XNA Game-Themed CS1 Examples (XGC1)

Release 2.0 (XNA V3.1)
2/8/2010

Topic: Topic.6.Arrays
Example: Ex_3.ExampleWithLoopAndArray

Arrays: Using Arrays (And Loops) To Keep Track of Multiple Objects


References:

Goals:



1. Obtain the example code

Download and unzip the zip file and you will see an ExampleProgram folder. Open the ExampleProgram folder, the EXE folder contains the compiled program and you can double click on the .sln file to work with the source code.

When the game starts, you'll see a screen that looks similar to this:


As you can see, this program draws five soccer balls across the screen.  The program also draws a basketball on the screen, and allows you to move the basketball using the right thumbstick.  You may also move the fifth soccer ball using the left thumbstick.  The major change for the player in this game is that pressing the A button both increments the value stored in element #0 in the array, and also adjusts the size of soccerball #0 to reflect that value.  Similarly, the B button controls the second array element and soccer ball, the X button the third, and the Y button the fourth. 


2. Examining The Program:

Let's examine the C# source code that produces the behavior we see on-screen


FURTHER EXERCISES:

  1. Start from a blank starter project (1000.201, if you need it), and re-do the code from memory as much as possible.  On your first try, do what you can, and keep the above code open so that when you get stuck, you can quickly look up what you forgot (and that after you finish a line, so that you can compare your line to the 'correct' line).  On the next try, do the same thing, but try to use the finished code less.  Repeat this until you can type everything, without refering the tutorial's code.
  2. Adding Circles
    For this exercise, you should use the same project that was explained in the above tutorial, and modify it so that it does the following:
    1. Have the program put 7 soccer balls on the screen. 
    2. The A button should increase the size of the SECOND soccer ball (from the left), the B button should increase the size of the FOURTH, the X button the FIFTH, and the Y button the SIXTH.
    3. The left thumbstick should move the seventh ball around the screen. 
  3. Increasing and Decreasing The Soccer Ball Sizes
    For this exercise, you should use the same project that was explained in the above tutorial, and modify it so that when you push the A button, the radius of all the soccer balls is increased by 1.  When you push the B button, the radius of all the soccer balls should be decreased by 1. 

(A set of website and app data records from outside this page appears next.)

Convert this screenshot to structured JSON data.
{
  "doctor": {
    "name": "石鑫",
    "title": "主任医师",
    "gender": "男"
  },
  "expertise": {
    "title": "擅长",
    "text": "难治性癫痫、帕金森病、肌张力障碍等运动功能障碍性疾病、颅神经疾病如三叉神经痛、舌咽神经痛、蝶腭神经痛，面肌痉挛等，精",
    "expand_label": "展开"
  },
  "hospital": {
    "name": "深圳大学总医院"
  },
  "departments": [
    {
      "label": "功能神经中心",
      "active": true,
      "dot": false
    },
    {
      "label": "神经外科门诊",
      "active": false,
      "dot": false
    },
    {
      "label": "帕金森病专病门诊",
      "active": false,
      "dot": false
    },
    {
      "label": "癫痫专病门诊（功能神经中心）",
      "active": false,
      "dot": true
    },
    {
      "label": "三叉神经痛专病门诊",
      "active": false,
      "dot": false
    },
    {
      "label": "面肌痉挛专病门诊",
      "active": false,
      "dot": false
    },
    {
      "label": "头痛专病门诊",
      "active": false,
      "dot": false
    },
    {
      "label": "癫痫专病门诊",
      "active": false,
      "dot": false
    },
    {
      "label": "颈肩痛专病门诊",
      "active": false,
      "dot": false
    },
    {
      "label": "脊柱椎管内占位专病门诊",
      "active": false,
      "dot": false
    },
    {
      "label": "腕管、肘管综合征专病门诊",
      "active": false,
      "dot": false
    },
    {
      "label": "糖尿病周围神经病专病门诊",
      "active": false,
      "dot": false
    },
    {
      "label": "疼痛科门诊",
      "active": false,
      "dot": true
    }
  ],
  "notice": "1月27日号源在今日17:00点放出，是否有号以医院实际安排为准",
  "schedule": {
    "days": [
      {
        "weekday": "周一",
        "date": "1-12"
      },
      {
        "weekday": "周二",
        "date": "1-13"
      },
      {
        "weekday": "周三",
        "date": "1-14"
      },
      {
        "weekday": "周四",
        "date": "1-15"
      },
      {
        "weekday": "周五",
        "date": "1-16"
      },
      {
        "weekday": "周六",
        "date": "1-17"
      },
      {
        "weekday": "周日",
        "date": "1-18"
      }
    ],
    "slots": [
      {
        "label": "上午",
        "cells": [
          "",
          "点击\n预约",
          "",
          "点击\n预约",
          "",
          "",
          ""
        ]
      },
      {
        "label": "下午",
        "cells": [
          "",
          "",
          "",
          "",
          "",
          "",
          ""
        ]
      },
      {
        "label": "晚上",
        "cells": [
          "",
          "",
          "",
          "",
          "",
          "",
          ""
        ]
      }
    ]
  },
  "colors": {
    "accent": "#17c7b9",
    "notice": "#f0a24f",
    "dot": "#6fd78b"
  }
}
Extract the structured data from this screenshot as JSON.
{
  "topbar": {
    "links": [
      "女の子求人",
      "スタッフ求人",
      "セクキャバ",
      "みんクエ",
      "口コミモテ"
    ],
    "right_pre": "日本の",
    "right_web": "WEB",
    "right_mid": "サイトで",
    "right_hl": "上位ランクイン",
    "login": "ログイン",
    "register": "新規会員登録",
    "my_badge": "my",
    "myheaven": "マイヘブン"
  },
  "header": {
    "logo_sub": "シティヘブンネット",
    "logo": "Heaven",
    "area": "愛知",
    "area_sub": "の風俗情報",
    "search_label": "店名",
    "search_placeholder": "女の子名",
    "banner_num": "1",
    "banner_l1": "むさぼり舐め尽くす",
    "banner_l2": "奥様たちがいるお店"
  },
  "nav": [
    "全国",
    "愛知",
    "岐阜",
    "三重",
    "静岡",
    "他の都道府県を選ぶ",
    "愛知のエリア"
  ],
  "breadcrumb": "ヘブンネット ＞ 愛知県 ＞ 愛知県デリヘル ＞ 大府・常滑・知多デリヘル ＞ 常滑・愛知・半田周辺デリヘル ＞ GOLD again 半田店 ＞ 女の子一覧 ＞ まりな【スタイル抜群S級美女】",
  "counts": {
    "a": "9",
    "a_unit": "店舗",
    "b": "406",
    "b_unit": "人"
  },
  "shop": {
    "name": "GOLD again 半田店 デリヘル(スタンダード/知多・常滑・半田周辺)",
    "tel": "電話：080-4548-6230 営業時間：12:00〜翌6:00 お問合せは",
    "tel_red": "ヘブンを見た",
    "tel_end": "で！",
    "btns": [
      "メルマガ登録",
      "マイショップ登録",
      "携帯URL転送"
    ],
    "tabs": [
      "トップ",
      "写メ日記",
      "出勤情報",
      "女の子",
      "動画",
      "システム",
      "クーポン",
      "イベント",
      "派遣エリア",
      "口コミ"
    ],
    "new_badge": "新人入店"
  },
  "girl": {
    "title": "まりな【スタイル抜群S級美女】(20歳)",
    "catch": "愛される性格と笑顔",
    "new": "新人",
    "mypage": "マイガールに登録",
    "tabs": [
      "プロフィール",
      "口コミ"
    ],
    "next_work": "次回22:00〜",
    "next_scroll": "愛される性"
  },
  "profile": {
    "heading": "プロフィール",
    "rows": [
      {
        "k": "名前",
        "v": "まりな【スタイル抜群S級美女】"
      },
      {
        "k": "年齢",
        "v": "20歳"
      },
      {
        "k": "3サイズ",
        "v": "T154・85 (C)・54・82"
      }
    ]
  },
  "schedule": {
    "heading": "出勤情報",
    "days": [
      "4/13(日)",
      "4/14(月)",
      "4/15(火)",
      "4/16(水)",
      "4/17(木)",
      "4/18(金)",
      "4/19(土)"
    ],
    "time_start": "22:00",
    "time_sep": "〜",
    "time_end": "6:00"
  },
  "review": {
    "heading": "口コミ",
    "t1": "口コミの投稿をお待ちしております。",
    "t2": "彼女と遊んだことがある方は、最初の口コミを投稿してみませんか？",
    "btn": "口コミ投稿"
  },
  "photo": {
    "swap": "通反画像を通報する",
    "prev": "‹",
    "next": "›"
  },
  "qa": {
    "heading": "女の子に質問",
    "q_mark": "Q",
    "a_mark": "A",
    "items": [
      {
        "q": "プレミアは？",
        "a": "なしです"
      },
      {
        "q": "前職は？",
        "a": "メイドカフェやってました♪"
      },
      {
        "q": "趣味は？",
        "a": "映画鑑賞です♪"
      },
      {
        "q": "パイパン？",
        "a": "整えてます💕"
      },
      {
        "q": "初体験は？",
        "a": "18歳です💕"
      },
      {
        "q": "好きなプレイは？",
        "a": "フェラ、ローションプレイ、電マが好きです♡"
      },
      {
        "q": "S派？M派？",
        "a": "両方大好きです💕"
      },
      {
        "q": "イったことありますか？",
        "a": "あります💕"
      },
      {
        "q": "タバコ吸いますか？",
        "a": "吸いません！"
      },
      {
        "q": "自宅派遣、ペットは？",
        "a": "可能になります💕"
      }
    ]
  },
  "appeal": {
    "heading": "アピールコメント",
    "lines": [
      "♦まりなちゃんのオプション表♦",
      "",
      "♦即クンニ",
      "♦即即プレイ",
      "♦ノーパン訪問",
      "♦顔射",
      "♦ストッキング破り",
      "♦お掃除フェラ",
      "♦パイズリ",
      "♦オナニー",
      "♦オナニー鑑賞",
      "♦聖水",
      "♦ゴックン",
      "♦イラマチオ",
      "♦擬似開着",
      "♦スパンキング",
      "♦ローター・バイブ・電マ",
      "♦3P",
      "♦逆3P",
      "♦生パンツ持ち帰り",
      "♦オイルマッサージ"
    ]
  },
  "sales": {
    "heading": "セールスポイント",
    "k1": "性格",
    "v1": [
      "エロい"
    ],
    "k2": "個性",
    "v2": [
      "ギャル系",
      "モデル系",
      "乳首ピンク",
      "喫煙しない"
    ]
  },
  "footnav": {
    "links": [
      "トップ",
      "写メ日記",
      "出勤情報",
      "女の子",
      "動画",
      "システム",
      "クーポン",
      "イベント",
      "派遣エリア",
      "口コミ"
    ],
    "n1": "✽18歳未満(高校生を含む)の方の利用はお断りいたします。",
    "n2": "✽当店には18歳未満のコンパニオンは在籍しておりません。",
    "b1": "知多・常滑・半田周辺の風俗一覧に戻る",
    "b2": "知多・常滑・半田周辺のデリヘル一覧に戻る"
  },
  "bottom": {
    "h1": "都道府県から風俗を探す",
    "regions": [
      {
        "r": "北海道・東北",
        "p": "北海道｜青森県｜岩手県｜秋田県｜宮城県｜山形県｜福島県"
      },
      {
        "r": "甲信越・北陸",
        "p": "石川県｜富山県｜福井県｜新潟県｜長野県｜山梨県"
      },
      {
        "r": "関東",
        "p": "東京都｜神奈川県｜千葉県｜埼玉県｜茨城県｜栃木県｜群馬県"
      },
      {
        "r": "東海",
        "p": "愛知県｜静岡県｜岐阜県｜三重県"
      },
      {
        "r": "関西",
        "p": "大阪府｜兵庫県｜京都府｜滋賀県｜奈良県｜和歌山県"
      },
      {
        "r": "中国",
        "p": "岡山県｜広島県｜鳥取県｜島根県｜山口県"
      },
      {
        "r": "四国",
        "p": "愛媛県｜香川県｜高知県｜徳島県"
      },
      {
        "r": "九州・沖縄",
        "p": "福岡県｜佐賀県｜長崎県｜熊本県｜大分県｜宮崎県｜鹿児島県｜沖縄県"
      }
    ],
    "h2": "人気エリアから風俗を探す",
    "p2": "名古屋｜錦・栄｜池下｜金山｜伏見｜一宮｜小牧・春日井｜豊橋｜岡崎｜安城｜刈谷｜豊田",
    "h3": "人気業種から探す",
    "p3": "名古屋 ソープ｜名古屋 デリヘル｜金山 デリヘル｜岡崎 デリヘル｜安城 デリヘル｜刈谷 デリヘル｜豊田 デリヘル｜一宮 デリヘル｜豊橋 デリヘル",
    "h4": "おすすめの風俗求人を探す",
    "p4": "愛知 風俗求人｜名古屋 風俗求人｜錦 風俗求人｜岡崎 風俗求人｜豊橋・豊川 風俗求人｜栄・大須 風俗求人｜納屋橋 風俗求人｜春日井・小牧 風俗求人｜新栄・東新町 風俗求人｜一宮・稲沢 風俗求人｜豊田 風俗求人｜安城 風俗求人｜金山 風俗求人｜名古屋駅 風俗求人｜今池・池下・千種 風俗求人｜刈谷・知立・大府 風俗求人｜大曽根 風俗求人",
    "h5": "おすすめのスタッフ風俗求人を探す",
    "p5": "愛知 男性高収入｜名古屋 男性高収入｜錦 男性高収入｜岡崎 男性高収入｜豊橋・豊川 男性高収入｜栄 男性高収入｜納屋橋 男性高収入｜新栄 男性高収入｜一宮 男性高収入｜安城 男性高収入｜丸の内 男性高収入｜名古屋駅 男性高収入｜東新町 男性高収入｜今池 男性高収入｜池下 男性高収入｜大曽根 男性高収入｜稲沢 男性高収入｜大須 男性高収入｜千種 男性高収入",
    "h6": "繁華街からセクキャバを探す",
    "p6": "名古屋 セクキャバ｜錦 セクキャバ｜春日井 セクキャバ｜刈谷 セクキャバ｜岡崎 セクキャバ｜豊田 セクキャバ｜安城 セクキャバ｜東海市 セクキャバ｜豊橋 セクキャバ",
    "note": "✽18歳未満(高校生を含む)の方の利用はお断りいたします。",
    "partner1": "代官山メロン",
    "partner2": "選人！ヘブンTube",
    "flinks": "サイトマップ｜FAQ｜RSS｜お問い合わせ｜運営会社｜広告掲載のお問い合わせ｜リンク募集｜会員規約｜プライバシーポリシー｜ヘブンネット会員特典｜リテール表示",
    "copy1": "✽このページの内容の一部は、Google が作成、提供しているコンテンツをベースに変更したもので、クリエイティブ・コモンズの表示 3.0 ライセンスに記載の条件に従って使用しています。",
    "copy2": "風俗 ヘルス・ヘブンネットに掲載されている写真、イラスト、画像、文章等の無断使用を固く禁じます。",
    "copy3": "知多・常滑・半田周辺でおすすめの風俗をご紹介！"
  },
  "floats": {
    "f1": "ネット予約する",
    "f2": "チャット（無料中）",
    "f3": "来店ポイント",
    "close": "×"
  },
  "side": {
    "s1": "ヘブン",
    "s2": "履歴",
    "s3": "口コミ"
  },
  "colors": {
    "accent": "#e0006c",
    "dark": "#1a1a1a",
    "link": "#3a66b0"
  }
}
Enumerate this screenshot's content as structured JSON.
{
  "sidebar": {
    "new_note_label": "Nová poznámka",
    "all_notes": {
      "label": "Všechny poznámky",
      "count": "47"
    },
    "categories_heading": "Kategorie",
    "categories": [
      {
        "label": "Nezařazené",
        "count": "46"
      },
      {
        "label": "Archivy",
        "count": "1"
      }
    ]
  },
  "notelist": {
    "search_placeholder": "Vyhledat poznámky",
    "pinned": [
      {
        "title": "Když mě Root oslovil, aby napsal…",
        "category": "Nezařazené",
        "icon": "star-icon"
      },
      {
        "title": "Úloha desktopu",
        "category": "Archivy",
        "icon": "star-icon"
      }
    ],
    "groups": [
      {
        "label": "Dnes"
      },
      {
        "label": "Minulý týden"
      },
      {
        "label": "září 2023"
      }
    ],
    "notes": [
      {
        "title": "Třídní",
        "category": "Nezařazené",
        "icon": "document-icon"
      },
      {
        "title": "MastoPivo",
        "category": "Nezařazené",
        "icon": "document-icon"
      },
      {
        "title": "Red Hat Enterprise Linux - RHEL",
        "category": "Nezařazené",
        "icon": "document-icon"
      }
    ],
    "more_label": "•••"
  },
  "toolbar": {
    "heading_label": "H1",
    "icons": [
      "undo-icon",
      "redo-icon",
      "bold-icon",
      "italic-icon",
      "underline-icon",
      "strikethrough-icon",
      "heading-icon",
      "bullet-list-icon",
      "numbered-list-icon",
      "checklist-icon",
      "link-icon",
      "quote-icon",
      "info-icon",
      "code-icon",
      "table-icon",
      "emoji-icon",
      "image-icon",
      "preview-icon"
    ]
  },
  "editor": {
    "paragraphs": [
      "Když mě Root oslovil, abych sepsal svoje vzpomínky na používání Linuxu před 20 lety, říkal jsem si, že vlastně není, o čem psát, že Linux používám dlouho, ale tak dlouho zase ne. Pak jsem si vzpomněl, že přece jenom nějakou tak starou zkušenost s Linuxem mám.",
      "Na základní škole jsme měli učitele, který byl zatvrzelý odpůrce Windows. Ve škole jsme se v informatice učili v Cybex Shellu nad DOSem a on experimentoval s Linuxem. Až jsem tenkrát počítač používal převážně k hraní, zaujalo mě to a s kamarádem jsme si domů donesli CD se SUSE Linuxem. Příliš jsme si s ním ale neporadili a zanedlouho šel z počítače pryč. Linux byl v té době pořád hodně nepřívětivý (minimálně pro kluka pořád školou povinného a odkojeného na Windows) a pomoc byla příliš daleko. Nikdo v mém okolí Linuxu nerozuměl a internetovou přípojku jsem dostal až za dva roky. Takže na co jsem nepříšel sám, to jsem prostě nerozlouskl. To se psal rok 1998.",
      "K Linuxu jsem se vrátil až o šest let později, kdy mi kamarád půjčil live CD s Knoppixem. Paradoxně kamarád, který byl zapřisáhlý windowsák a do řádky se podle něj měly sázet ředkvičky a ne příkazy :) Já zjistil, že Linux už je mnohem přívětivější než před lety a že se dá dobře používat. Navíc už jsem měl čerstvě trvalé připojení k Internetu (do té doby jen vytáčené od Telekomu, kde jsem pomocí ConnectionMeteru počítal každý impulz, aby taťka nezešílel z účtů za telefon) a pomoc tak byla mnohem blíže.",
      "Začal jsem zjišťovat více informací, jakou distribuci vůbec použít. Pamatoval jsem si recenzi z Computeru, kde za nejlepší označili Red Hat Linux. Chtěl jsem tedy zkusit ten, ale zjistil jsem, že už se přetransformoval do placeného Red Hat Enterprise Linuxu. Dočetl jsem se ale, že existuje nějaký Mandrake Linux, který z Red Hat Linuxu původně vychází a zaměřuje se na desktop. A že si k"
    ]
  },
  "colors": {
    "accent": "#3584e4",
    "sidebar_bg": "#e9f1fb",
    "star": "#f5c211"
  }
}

Project home page: The Game-Themed Introductory Programming Project.
Kelvin Sung
Computing and Software Systems
University of Washington, Bothell
ksung@u.washington.edu
Michael Panitz
Business And Information Technology
Cascadia Community College
mpanitz@cascadia.eduu

Microsoft Logo This work is supported in part by a grant from Microsoft Research under the Computer Gaming Curriculum in Computer Science RFP, Award Number 15871 and 16531.
2/8/2010